Within the swastika lies the entire psyche of the Buddha. Hence, the swastika is often seen engraved on the Buddha in pictures, such as on his palms, chest, or feet. In China, the swastika refers to the number ‘ten thousand.’ This is a reference to propitiousness and limitlessness. In the ancient world, the swastika represented good fortune.
The term ‘swastika’ comes from the Sanskrit term ‘conducive wellbeing .’This symbol was widely popular in ancient Mesopotamian coinage. With Buddhist ideals traveling towards the west, this symbol gains some of its prior significance. (8)
7. Recitation Beads
Buddhist recitation beads are also known as Mala. The Mala is a strand of, traditionally, 108 beads used to keep count during meditation. The Mala beads have been in use for over a thousand years. The earliest example of Mala beads dates back to the 8th century.
The Mala beads help retain focus and concentration during spiritual practice, meditation, reflection, or prayer. It is said that mala beads become one with your spiritual energy and your energy. You develop a bond with your beads, and the more frequently you meditate, the stronger the connection with your beads is. (9) The Mala beads also represent us as humans.
It is thought that a single mala bead isn’t just one bead, but all the beads are linked together to form a strand. Similarly, we as humans cannot function singularly. We function together and are associated and linked to one another. One cannot survive without the other.
The Dharmachakra is also known as the wheel of dharma. This is a common symbol in the south Asian regions. It holds particular importance in Buddhism, Jainism, and Hinduism.

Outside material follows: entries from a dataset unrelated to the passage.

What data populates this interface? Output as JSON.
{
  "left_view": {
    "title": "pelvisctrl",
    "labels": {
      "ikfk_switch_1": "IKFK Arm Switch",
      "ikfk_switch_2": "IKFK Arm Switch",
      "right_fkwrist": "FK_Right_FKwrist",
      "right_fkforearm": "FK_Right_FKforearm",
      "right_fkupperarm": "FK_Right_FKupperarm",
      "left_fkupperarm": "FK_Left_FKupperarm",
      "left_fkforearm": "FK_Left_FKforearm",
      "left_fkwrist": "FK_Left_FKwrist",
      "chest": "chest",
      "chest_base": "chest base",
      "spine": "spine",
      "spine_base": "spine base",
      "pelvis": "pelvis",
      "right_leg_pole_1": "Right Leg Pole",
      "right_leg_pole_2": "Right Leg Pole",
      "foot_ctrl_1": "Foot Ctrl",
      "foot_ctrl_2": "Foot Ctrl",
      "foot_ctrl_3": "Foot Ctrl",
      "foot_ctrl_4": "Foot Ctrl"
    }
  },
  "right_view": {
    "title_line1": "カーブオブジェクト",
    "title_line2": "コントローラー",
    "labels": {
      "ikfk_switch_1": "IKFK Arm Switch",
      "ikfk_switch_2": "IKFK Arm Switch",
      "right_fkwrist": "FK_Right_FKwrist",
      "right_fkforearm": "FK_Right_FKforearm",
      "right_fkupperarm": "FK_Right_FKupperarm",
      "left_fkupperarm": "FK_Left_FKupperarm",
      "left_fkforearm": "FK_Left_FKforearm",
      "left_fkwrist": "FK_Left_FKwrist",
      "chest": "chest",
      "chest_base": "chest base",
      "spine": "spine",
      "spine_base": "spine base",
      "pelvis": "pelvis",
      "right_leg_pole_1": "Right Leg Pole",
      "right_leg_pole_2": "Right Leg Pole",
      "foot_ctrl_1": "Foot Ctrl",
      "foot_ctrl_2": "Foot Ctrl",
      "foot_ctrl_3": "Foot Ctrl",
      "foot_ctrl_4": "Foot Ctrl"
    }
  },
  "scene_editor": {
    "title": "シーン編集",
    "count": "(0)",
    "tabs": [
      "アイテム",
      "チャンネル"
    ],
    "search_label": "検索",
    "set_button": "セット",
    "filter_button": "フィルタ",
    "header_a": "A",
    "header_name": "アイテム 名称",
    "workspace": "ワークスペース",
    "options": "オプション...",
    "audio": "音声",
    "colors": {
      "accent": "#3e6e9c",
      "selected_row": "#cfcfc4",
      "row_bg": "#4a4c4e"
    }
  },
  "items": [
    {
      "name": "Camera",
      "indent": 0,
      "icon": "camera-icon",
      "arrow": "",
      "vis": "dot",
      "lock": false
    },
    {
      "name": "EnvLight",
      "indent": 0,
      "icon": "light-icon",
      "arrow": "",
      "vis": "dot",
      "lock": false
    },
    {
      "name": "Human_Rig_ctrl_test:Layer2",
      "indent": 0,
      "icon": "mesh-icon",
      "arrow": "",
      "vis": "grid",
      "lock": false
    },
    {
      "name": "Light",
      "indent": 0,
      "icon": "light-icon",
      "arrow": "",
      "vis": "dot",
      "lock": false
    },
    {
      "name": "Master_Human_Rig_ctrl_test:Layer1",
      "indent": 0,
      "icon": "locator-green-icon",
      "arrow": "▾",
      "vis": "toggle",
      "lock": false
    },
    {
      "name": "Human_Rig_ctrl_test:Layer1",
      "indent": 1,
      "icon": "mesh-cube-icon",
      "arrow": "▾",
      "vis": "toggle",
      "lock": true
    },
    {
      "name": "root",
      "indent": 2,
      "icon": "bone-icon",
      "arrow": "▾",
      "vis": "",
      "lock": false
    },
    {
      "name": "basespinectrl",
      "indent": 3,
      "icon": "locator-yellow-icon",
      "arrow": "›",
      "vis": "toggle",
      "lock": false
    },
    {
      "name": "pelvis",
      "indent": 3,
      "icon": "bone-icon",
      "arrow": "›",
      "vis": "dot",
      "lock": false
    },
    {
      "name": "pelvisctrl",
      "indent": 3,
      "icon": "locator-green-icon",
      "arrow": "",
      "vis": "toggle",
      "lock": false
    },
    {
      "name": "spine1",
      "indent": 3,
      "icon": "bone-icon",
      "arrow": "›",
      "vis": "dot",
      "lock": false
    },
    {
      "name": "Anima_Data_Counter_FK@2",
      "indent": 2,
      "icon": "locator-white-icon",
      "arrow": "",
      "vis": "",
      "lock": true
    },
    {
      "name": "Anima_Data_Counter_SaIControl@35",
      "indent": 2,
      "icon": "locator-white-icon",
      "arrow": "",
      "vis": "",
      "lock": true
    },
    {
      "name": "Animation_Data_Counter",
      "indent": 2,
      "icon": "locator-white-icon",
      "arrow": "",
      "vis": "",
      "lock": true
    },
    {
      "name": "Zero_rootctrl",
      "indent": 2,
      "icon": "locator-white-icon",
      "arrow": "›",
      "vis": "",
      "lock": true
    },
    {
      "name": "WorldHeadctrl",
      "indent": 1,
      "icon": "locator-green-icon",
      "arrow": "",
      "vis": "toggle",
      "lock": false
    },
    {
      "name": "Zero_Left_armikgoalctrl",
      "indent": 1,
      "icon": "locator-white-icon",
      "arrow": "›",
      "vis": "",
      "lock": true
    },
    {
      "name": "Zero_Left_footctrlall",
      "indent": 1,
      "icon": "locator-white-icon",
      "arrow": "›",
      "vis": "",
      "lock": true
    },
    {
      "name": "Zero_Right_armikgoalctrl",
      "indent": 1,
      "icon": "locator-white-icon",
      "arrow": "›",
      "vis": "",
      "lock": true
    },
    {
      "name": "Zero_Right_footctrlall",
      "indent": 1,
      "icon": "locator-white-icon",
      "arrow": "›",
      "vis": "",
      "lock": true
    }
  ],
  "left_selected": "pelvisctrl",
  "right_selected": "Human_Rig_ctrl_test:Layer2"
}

The Dharmachakra is described as the eight-spoke wheel. It represents the end of suffering and eight separate paths to attain wisdom.
The swirl present in the middle of the wheel represents the image of the Buddha himself and the Dharma, which is the moral code of entirety or the universe. The central swirl also represents the spiritual community or the Sangha.
Hence the Dharmachakra is referred to as the Buddha himself and his philosophy – all rolled into one. This is the reason the Buddha is also known as the wheel turner. He is the person who sets teachings into motion.
The Hamsa symbol is highly symbolic. It holds vital but different symbolic meanings in various faiths. The Hamsa symbol is described as an open palm with an eye drawn over the palm. This symbol can be used in many things and is popularized in jewelry. The symbology is interpreted differently by different people.
For Buddhists and Hindus, the Hamsa represents the different roles of the chakras. Chakra is the energy that flows within the body and affects your five senses. The Hamsa also represents the mudras or the specific hand gestures that are used while meditating or practicing Yoga.
In Christianity, the Hamsa is linked to the power of the Virgin Mary. Virgin Mary represents all that is feminine as well as compassion and strength. Within Judaism, the Hamsa represents the number 5. Five is an important number in the faith as there are five books in the Torah. The Hamsa is also known as the ‘hand of Fatima’ within the Islamic faith. The symbol is also used to ward off the evil eye.
Zen is an ancient meditation concept that has been incorporated into the major South Asian religions.
- Jan Gonda (1963), The Indian Mantra, Oriens, Vol. 16, pp. 244–297
- Julius Lipner (2010), Hindus: Their Religious Beliefs and Practices, Routledge, ISBN 978-0415456760, pp. 66–67
Header image courtesy: Salambayoga, CC0, via Wikimedia Commons